WORK ITEM: The whole listing should be retyped word for word, apart from the pictures it holds.

MATERIAL FOR THIS EXERCISE:

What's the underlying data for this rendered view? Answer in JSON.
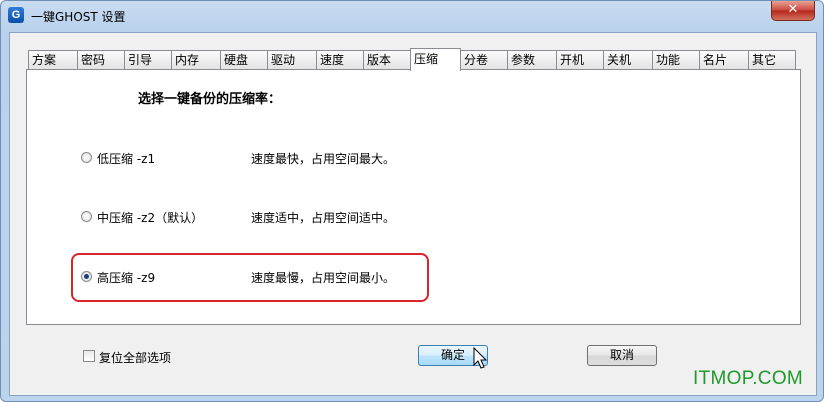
{
  "window": {
    "title": "一键GHOST 设置",
    "icon_letter": "G",
    "close_glyph": "✕"
  },
  "tabs": [
    {
      "label": "方案"
    },
    {
      "label": "密码"
    },
    {
      "label": "引导"
    },
    {
      "label": "内存"
    },
    {
      "label": "硬盘"
    },
    {
      "label": "驱动"
    },
    {
      "label": "速度"
    },
    {
      "label": "版本"
    },
    {
      "label": "压缩",
      "active": true
    },
    {
      "label": "分卷"
    },
    {
      "label": "参数"
    },
    {
      "label": "开机"
    },
    {
      "label": "关机"
    },
    {
      "label": "功能"
    },
    {
      "label": "名片"
    },
    {
      "label": "其它"
    }
  ],
  "panel": {
    "title": "选择一键备份的压缩率：",
    "options": [
      {
        "label": "低压缩 -z1",
        "description": "速度最快，占用空间最大。",
        "selected": false
      },
      {
        "label": "中压缩 -z2（默认）",
        "description": "速度适中，占用空间适中。",
        "selected": false
      },
      {
        "label": "高压缩 -z9",
        "description": "速度最慢，占用空间最小。",
        "selected": true
      }
    ]
  },
  "footer": {
    "reset_label": "复位全部选项",
    "reset_checked": false,
    "ok_label": "确定",
    "cancel_label": "取消"
  },
  "watermark": "ITMOP.COM",
  "colors": {
    "highlight": "#d8242c",
    "watermark": "#1e9a2c",
    "titlebar": "#bcd3ec"
  }
}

RESULT:
What's the underlying data for this rendered view? Answer in JSON.
{
  "window": {
    "title": "一键GHOST 设置",
    "icon_letter": "G",
    "close_glyph": "✕"
  },
  "tabs": [
    {
      "label": "方案"
    },
    {
      "label": "密码"
    },
    {
      "label": "引导"
    },
    {
      "label": "内存"
    },
    {
      "label": "硬盘"
    },
    {
      "label": "驱动"
    },
    {
      "label": "速度"
    },
    {
      "label": "版本"
    },
    {
      "label": "压缩",
      "active": true
    },
    {
      "label": "分卷"
    },
    {
      "label": "参数"
    },
    {
      "label": "开机"
    },
    {
      "label": "关机"
    },
    {
      "label": "功能"
    },
    {
      "label": "名片"
    },
    {
      "label": "其它"
    }
  ],
  "panel": {
    "title": "选择一键备份的压缩率：",
    "options": [
      {
        "label": "低压缩 -z1",
        "description": "速度最快，占用空间最大。",
        "selected": false
      },
      {
        "label": "中压缩 -z2（默认）",
        "description": "速度适中，占用空间适中。",
        "selected": false
      },
      {
        "label": "高压缩 -z9",
        "description": "速度最慢，占用空间最小。",
        "selected": true
      }
    ]
  },
  "footer": {
    "reset_label": "复位全部选项",
    "reset_checked": false,
    "ok_label": "确定",
    "cancel_label": "取消"
  },
  "watermark": "ITMOP.COM",
  "colors": {
    "highlight": "#d8242c",
    "watermark": "#1e9a2c",
    "titlebar": "#bcd3ec"
  }
}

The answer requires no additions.